Foodies and the Food Movement

Labels pasted on people have always been one of my biggest pet peeves. Lord knows I’ve had plenty of labels pasted on me over the years and my answer has always been “you can call me anything you like just don’t call me late for dinner”!

The label “foodies” sets my mind to wondering exactly what it means. Is it a certain elite class of likeminded people who are wealthy enough to afford better food produced locally in an organic method? For the generality of the label one could say yes.

Maybe in the beginning of what is labeled as the “Food Movement”, elitism was the driving force and probably something that held the movement back. Super markets such as Whole Foods stated springing up in only certain areas because there were only certain people who could afford the food being sold and which catered to only certain people. Actually it was about money and who had it to spend and who could capitalize from it.

Being a farm girl living in rural America I never saw super markets such as Whole Foods nor did I see local stores selling locally produced foods and never organic. Rural America, like the inner cities, is poor. We don’t have the extra food dollars to spend in specialty grocery stores and I would imagine that demographics have everything to do with where these stores set up shop.

Over the past 5 years, if not more, the “Food Movement” has become something more than just for special people. The number of local farmer’s markets steadily grows, more farmers are producing food to supply these markets, and more consumers are patronizing these markets. Local restaurants are shopping for local foods and many are connecting directly with local farmers. Institutions such as schools and medical facilities are participating in “buy local” programs for food purchasing. The list goes on. Does all of this fall under the label of “foodies”?

The Food Movement to me is a driving force to change the current system and methods that supply the majority of our food. In this movement are many differing reasons why the system needs changing with one goal. I consider myself to be a part of this movement and am likeminded with others in reasoning……… Change! Does this make me a “foodie”? Going back to the beginning of my post I cringe at thinking I might fit into the elite class of foodies.

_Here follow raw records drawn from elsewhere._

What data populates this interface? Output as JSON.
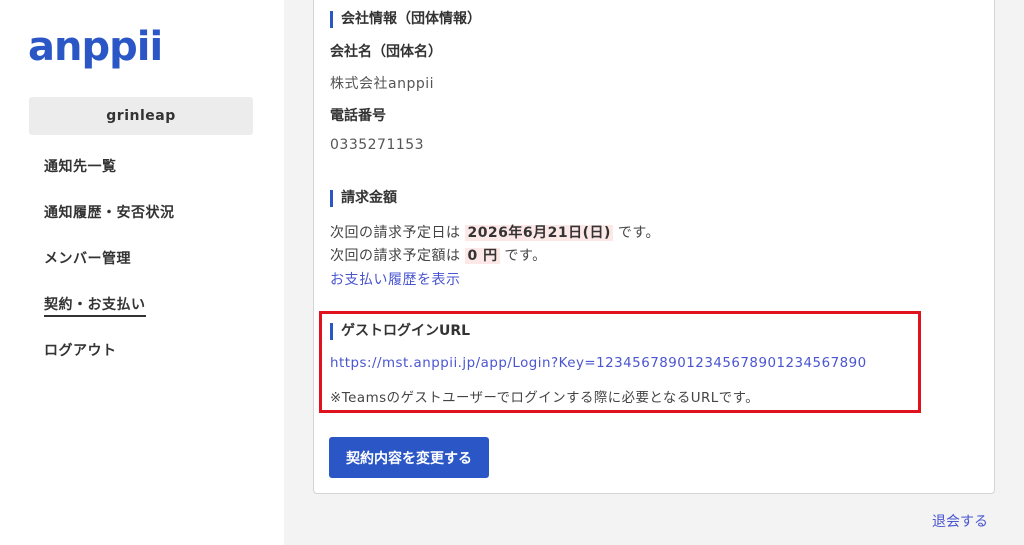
{
  "sidebar": {
    "logo": "anppii",
    "org_name": "grinleap",
    "nav": [
      {
        "label": "通知先一覧"
      },
      {
        "label": "通知履歴・安否状況"
      },
      {
        "label": "メンバー管理"
      },
      {
        "label": "契約・お支払い",
        "active": true
      },
      {
        "label": "ログアウト"
      }
    ]
  },
  "company": {
    "section_title": "会社情報（団体情報）",
    "name_label": "会社名（団体名）",
    "name_value": "株式会社anppii",
    "phone_label": "電話番号",
    "phone_value": "0335271153"
  },
  "billing": {
    "section_title": "請求金額",
    "date_prefix": "次回の請求予定日は",
    "date_value": "2026年6月21日(日)",
    "date_suffix": "です。",
    "amount_prefix": "次回の請求予定額は",
    "amount_value": "0 円",
    "amount_suffix": "です。",
    "history_link": "お支払い履歴を表示"
  },
  "guest": {
    "section_title": "ゲストログインURL",
    "url": "https://mst.anppii.jp/app/Login?Key=12345678901234567890123456789­0",
    "note": "※Teamsのゲストユーザーでログインする際に必要となるURLです。"
  },
  "actions": {
    "change_button": "契約内容を変更する",
    "withdraw_link": "退会する"
  },
  "colors": {
    "brand": "#2b56c6",
    "link": "#4a55d0",
    "highlight_border": "#e0121d"
  }
}
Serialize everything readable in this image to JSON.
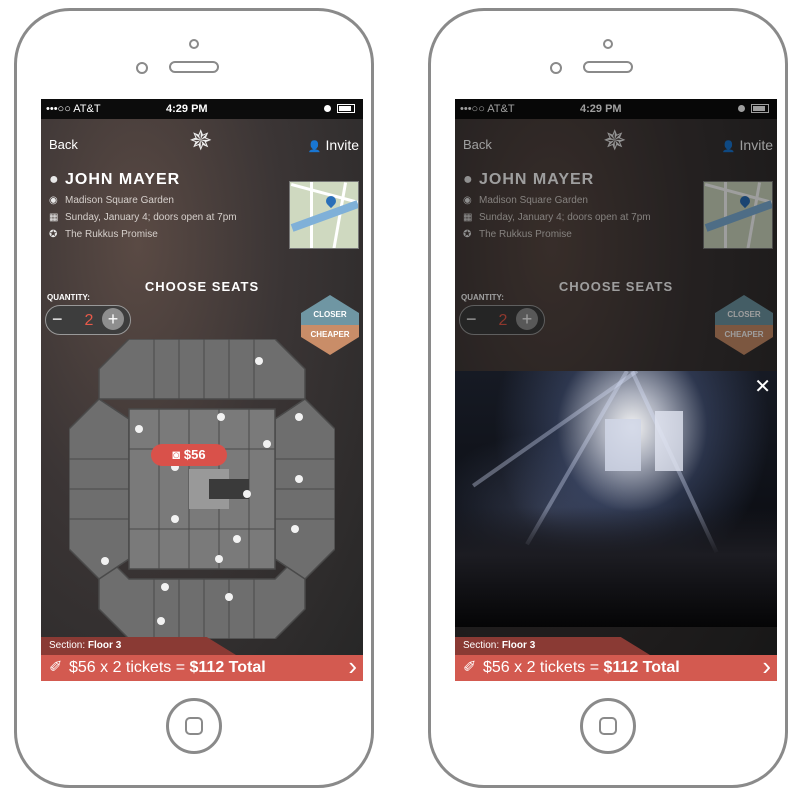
{
  "status_bar": {
    "carrier": "•••○○ AT&T",
    "time": "4:29 PM"
  },
  "nav": {
    "back_label": "Back",
    "invite_label": "Invite"
  },
  "event": {
    "artist": "JOHN MAYER",
    "venue": "Madison Square Garden",
    "date": "Sunday, January 4; doors open at 7pm",
    "promise": "The Rukkus Promise"
  },
  "seats": {
    "heading": "CHOOSE SEATS",
    "quantity_label": "QUANTITY:",
    "quantity": "2",
    "minus": "−",
    "plus": "+",
    "closer_label": "CLOSER",
    "cheaper_label": "CHEAPER",
    "price_pin": "$56"
  },
  "section": {
    "prefix": "Section: ",
    "name": "Floor 3"
  },
  "total": {
    "text": "$56 x 2 tickets = ",
    "total": "$112 Total"
  },
  "icons": {
    "logo": "rukkus-star-logo",
    "invite": "person-icon",
    "artist": "person-icon",
    "venue": "map-pin-icon",
    "date": "calendar-icon",
    "promise": "badge-icon",
    "ticket": "ticket-icon",
    "next": "chevron-right-icon",
    "close": "close-icon"
  },
  "colors": {
    "accent": "#d35a50",
    "closer": "#6f96a3",
    "cheaper": "#c98d68"
  }
}
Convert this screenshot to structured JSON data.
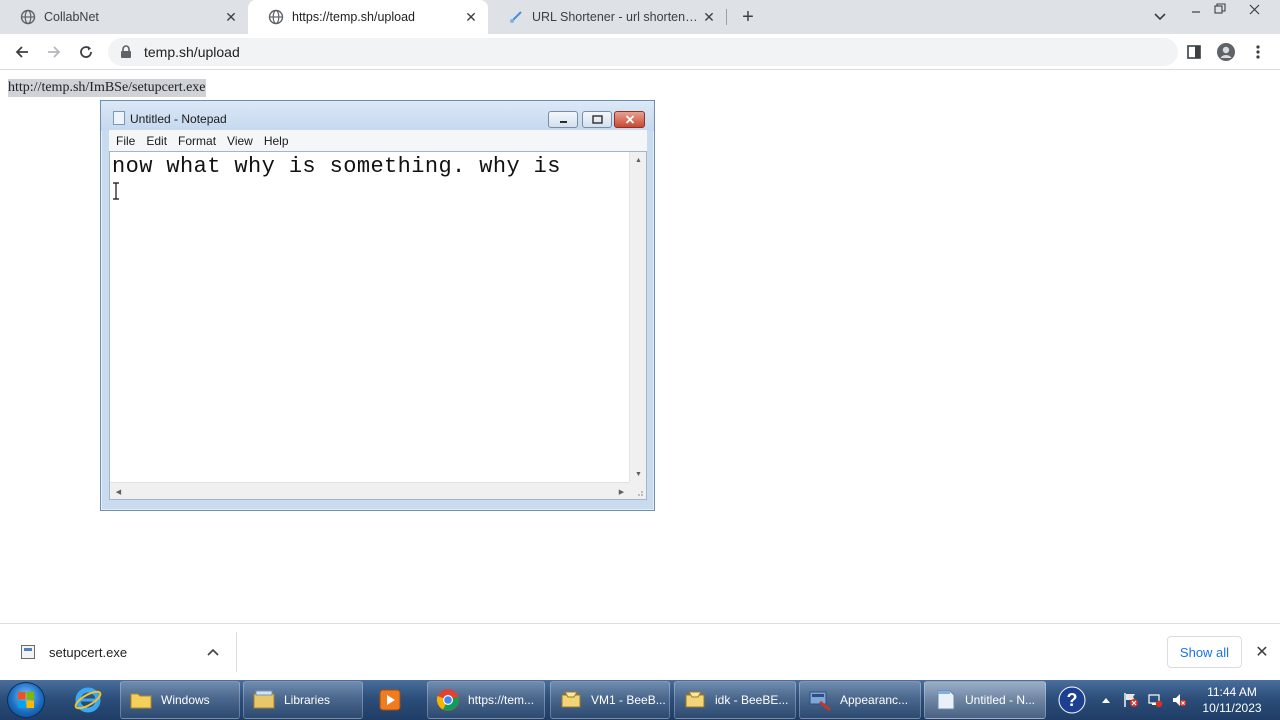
{
  "browser": {
    "tabs": [
      {
        "title": "CollabNet",
        "active": false
      },
      {
        "title": "https://temp.sh/upload",
        "active": true
      },
      {
        "title": "URL Shortener - url shortening se",
        "active": false
      }
    ],
    "address": "temp.sh/upload"
  },
  "page": {
    "link_text": "http://temp.sh/ImBSe/setupcert.exe"
  },
  "notepad": {
    "title": "Untitled - Notepad",
    "menu": [
      "File",
      "Edit",
      "Format",
      "View",
      "Help"
    ],
    "content": "now what why is something. why is"
  },
  "downloads": {
    "filename": "setupcert.exe",
    "show_all_label": "Show all"
  },
  "taskbar": {
    "items": [
      {
        "label": "Windows"
      },
      {
        "label": "Libraries"
      },
      {
        "label": "https://tem..."
      },
      {
        "label": "VM1 - BeeB..."
      },
      {
        "label": "idk - BeeBE..."
      },
      {
        "label": "Appearanc..."
      },
      {
        "label": "Untitled - N..."
      }
    ],
    "clock_time": "11:44 AM",
    "clock_date": "10/11/2023"
  }
}
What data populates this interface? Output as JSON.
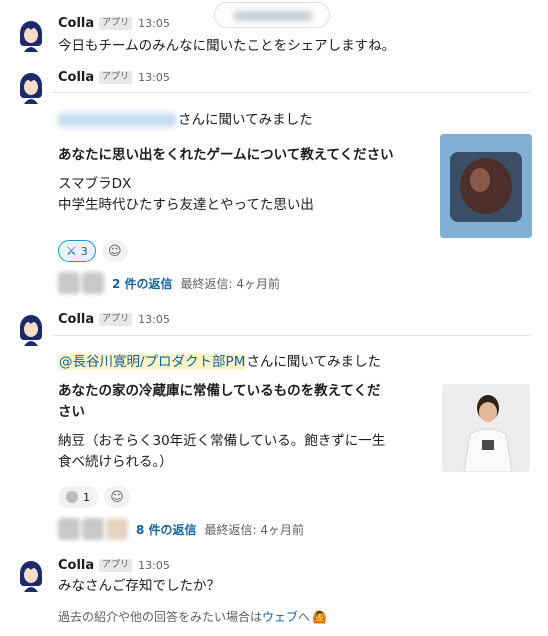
{
  "messages": [
    {
      "sender": "Colla",
      "badge": "アプリ",
      "time": "13:05",
      "text": "今日もチームのみんなに聞いたことをシェアしますね。"
    },
    {
      "sender": "Colla",
      "badge": "アプリ",
      "time": "13:05",
      "asked_suffix": "さんに聞いてみました",
      "question": "あなたに思い出をくれたゲームについて教えてください",
      "answer_lines": [
        "スマブラDX",
        "中学生時代ひたすら友達とやってた思い出"
      ],
      "reaction_count": "3",
      "reply_count": "2 件の返信",
      "last_reply": "最終返信: 4ヶ月前"
    },
    {
      "sender": "Colla",
      "badge": "アプリ",
      "time": "13:05",
      "mention": "@長谷川寛明/プロダクト部PM",
      "asked_suffix": "さんに聞いてみました",
      "question_lines": [
        "あなたの家の冷蔵庫に常備しているものを教えてくだ",
        "さい"
      ],
      "answer_lines": [
        "納豆（おそらく30年近く常備している。飽きずに一生",
        "食べ続けられる。）"
      ],
      "reaction_count": "1",
      "reply_count": "8 件の返信",
      "last_reply": "最終返信: 4ヶ月前"
    },
    {
      "sender": "Colla",
      "badge": "アプリ",
      "time": "13:05",
      "text": "みなさんご存知でしたか？",
      "footer_prefix": "過去の紹介や他の回答をみたい場合は",
      "footer_link": "ウェブ",
      "footer_suffix": "へ"
    }
  ],
  "colors": {
    "link": "#1264a3",
    "mention_bg": "#fdf3c4",
    "reaction_border": "#1d9bd1"
  }
}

It’s all in the wording folks and it wouldn’t be a far stretch to say that anyone who makes the mere mention of changing the food system is a “foodie” and part of the Food Movement. Are you a foodie?